THE BIG LOST ABOVE MACKAY RESERVOIR
The Tricos are mostly done, but the Baetis are still hatching well. The early morning fishing is slow until the sun hits the water. You can expect to see bugs clear into the early afternoon before slowing down dramatically once the bugs clear out. Low water and heavy angler pressure since July means you need to exercise stealth to be successful. When targeting surface feeders, long leaders to 6X and diminutive flies are a must. Be sure to have plenty of Harrop’s Baetis spinners and duns in size 18-22. Nymphing is a good option as well. Try small Baetis style nymphs (18-22) or attractor nymphs like the Rainbow Warrior or Bishop’s Dynamite in size 16 and 18.
THE UPPER LOST
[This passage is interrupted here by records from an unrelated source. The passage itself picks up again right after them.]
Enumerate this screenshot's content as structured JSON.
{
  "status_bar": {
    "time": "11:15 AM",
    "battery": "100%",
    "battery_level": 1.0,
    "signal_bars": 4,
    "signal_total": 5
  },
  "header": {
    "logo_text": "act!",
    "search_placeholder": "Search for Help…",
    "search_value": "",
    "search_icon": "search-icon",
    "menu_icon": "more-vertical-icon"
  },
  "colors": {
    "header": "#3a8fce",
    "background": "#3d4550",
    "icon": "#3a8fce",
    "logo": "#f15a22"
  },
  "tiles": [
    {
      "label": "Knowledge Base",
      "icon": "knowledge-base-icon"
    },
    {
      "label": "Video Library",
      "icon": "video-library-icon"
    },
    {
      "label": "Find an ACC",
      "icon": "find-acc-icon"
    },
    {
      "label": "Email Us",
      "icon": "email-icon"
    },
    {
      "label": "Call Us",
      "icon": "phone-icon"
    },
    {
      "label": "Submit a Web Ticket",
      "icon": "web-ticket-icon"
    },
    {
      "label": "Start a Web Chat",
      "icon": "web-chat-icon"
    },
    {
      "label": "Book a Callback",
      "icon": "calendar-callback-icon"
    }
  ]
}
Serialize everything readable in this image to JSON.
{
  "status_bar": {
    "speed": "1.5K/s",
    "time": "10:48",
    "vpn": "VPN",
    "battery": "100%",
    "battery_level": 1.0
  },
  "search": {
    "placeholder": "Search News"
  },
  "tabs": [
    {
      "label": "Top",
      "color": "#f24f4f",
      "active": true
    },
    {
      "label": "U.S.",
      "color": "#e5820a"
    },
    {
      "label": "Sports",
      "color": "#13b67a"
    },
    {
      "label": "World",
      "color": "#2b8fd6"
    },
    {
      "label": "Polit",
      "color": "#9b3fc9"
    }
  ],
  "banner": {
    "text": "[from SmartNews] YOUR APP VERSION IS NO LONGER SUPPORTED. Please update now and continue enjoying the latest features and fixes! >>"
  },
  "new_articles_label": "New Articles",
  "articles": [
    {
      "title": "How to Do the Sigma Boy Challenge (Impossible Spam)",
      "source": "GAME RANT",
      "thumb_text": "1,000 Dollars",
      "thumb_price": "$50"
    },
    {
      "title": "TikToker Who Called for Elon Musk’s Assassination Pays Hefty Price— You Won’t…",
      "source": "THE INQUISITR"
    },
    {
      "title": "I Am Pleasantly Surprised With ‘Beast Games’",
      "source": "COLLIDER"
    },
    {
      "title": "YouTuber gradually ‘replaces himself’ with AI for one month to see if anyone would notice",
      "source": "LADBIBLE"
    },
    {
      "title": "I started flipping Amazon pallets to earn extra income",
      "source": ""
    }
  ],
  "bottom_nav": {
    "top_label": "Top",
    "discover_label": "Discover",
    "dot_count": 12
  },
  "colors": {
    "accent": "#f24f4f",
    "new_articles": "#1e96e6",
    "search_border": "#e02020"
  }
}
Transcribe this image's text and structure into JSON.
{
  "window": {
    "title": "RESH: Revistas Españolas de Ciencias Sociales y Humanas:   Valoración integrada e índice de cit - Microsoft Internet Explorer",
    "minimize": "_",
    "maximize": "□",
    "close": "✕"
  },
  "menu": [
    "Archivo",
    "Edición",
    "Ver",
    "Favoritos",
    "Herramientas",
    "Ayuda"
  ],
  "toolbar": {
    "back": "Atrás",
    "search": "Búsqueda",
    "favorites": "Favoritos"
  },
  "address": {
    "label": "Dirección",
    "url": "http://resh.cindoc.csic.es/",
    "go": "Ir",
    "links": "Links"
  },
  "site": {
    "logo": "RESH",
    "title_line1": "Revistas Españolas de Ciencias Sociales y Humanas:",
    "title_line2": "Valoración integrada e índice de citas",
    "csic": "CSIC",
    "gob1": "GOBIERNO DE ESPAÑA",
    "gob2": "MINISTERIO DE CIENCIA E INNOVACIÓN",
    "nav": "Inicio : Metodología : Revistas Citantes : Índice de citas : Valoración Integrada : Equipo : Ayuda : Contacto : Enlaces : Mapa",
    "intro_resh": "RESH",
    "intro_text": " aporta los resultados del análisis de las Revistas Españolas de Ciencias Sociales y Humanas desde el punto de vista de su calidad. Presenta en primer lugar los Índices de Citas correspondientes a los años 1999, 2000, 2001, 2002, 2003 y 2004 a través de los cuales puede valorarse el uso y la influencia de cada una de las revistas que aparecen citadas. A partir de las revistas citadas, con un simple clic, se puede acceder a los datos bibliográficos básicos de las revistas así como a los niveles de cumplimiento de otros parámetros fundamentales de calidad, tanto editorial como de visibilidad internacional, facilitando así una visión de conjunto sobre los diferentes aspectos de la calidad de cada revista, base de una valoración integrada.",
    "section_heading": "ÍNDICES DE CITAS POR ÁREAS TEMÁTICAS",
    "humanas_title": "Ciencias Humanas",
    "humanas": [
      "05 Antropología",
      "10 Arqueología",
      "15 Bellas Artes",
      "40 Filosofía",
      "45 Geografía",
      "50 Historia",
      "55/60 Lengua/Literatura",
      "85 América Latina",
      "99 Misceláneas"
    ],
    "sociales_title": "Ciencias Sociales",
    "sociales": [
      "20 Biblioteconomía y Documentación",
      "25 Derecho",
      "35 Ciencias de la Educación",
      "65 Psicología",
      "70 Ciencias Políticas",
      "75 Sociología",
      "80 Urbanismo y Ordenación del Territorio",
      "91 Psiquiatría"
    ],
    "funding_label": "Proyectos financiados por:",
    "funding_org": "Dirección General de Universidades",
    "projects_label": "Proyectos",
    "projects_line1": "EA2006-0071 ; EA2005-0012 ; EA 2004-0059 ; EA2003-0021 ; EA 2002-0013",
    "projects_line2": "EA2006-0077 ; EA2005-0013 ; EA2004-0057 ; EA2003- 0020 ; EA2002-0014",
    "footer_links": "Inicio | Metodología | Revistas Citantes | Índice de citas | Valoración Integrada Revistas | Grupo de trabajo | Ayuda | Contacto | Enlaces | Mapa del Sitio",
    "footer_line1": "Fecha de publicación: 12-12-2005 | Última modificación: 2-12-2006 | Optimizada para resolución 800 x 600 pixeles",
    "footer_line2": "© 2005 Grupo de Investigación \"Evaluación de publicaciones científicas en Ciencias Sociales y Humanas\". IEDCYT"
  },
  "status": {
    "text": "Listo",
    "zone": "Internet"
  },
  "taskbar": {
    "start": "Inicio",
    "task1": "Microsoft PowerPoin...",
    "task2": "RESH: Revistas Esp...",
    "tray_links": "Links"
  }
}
Leisurely start your way up Trail Creek about 10 am and you should hit the water about right. The hatches are sparse this time of year, but you will see some caddis and a smattering of mayflies. Maybe even some Red Quills, especially on overcast days. Go with the intent to cover the water and search for one or two of the large Cutthroats residing in the river and you may pick up a few smaller fish in the process. Look for the deeper, dark water filled with structure and you will find some fish. If no fish rise to look at your fly, try a dropper fished deep. A small Zebra Midge, Rainbow Warrior, or Bishop’s Dynamite in a size 16 or 18 will do the trick. Keep on the move and find water that has not be overly pressured. Above the Mackay Reservoir, the Kokanee are on the move and with the reservoir so low there is plenty of river in the lake bottom to find a few big Bows amid the schools of redfish.
The mornings are crisp in Stanley this time of year and starting your fishing before 11 AM can be a waste of time. But as the air temps rise and the sun warms the water the fishing can still be quite good. There is a decent October Caddis hatch on the Salmon and it seems to have started early this year. Try size 12 or 14 Orange Stimulators to match this hatch. For the best results, I recommend focusing your attention on the riffles leading into the long runs with double nymph rigs and dry dropper rigs. For dries try include hoppers. ants, caddis, or other high floating easy to see attractors. For nymphs try small rubber legged stones, Bishop’s Dynamite, Rainbow Warriors, or any other beaded size 14 or 16 nymph.
SOUTH FORK OF THE BOISE
As of the 12th of the month, the flows have dropped to 578 CFS and may go lower in the next few weeks. This is perfect wade fishing levels and a good time to leave the drift boat at home. Very few bug have been hatching of late, but as we head into fall we should see more Baetis, Flavs, and a few Pinks. In the meanwhile, focus your fishing attention on the upper stretches and work the water with caddis, hopper, and ant patterns. Nymphing with small caddis larva, RS2s, WD40s and Zebra Midge will be productive. This fishery should continue to improve with these new water levels and cooler temps on the way.
Penny Lake, Lake Creek Pond and Gaver Lagoon are an excellent option for a family outing. Come on by the shop and we can hook you up no matter the style of fishing you prefer.
Shop our House of Harrop Fly selection!
Water Flows – SEPTEMBER 17th
The Big Lost
South Fork of the Boise